You are here

Dr Rahman & Staples Outstanding Also known as Ellison View Surgery

Reports


Review carried out on 9 September 2021

During a monthly review of our data

We carried out a review of the data available to us about Dr Rahman & Staples on 9 September 2021. We have not found evidence that we need to carry out an inspection or reassess our rating at this stage.

This could change at any time if we receive new information. We will continue to monitor data about this service.

If you have concerns about Dr Rahman & Staples, you can give feedback on this service.

Review carried out on 12 February 2020

During an annual regulatory review

We reviewed the information available to us about Dr Rahman & Staples on 12 February 2020. We did not find evidence of significant changes to the quality of service being provided since the last inspection. As a result, we decided not to inspect the surgery at this time. We will continue to monitor this information about this service throughout the year and may inspect the surgery when we see evidence of potential changes.

Inspection carried out on 30 September 2016

During a routine inspection

Letter from the Chief Inspector of General Practice

We carried out an announced comprehensive inspection at Dr Rahman & Staples on 30 September 2016. Overall, the practice is rated as outstanding.

Our key findings across all the areas we inspected were as follows:

  • Staff understood and fulfilled their responsibilities to raise concerns and report incidents and near misses. Lessons were learned when incidents and near misses occurred.
  • Risks to patients were assessed and well managed.
  • Staff assessed patients’ needs and delivered care in line with current evidence based guidance. Staff had the skills, knowledge and experience to deliver effective care and treatment.
  • Patients said they were treated with compassion, dignity and respect and they were involved in their care and decisions about their treatment.
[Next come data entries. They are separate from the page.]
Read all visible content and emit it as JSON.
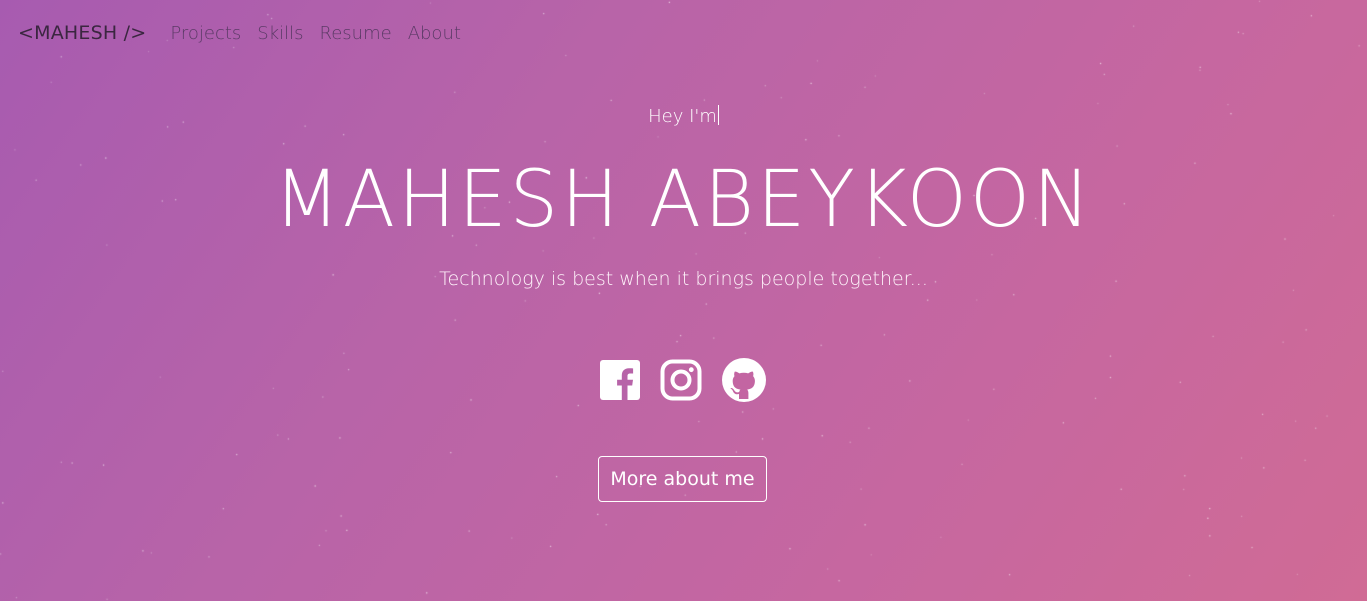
{
  "navbar": {
    "brand": "<MAHESH />",
    "links": [
      "Projects",
      "Skills",
      "Resume",
      "About"
    ]
  },
  "hero": {
    "greeting": "Hey I'm",
    "name": "MAHESH ABEYKOON",
    "tagline": "Technology is best when it brings people together..."
  },
  "socials": [
    {
      "icon": "facebook-icon"
    },
    {
      "icon": "instagram-icon"
    },
    {
      "icon": "github-icon"
    }
  ],
  "cta": {
    "label": "More about me"
  },
  "colors": {
    "gradient_start": "#a75bb0",
    "gradient_end": "#d06b95",
    "nav_text": "#5b3a66",
    "brand_text": "#3a2640",
    "hero_text": "#ffffff"
  }
}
They commented positively about the clinical staff at the practice, words used include very good, caring and excellent and understanding.
  • Information about services and how to complain was available and easy to understand.
  • Most patients said they found it easy to make an appointment with a named GP and there was continuity of care, with urgent appointments available the same day.
  • The practice had good facilities and was well equipped to treat patients and meet their needs.
  • Outcomes were above average for the locality. The practice used the Quality and Outcomes Framework (QOF) as one method of monitoring its effectiveness and had achieved 99.6% of the points available in 2014/2015. This was 5.2% above the local average and 4.9% above the national average.
  • There was a clear leadership structure and staff felt supported by management.
  • The practice proactively sought feedback from staff and patients, which it acted on.
  • The provider was aware of and complied with the requirements of the duty of candour regulation.

We saw several areas of outstanding practice:

  • Results for the National GP Survey, published in July 2016, were above local and national averages for consultations with clinical staff. Of those who responded 100% said they had confidence and trust in both the last GP, and nurse, they saw or spoke to. We also saw that, for those who responded, 86% would recommend this surgery to someone new to the area (CCG average 79%, national average 78%).
  • The practice was aware of the wider issues that faced some of their patients and that affected their health. They had participated in a pilot project to help reduce social isolation in older patients. Led by the practice, but closely involving a national charity for older people. A nurse or GP saw each patient, care plans were put in place if needed and medications were reviewed, with new medications available on the day. The practice arranged for support services for older people to attend the sessions so that non-clinical issues could also be addressed. The sessions were held over three afternoons at the practice and 22 patients took part. The national charity had evaluated the project and is considering extending the project.
  • The practice had been one of two practices nationally that had taken part in an accessible information pilot. As part of this, the practice had reviewed the communication needs of all patients with a learning, hearing or visual disability (67 patients). Where appropriate, each patient met a patient liaison officer to discuss their communication needs. Following this the practice had updated their new patient registration and NHS health check forms to make sure that information about patients’ communication needs was collected regularly and produced a large print patient information leaflet. All patients identified with any communication difficulties are now offered longer appointments if required.
  • The practice had carried out work with young people to improve their awareness of what general practice can offer and their rights regarding access and consent. This involved giving a lesson to year eight pupils at a local secondary school. This was delivered by a group of GPs, nurses and NHS staff. The practice manager was involved from this practice. Following this work the practice now writes to all patients over the age of 14 with information on patient confidentiality for young people.

There was one area of practice where the provider needs to make improvements.

The provider should:

  • Provide all staff with infection control training, which is relevant to their roles and responsibilities.

Professor Steve Field CBE FRCP FFPH FRCGP

Chief Inspector of General Practice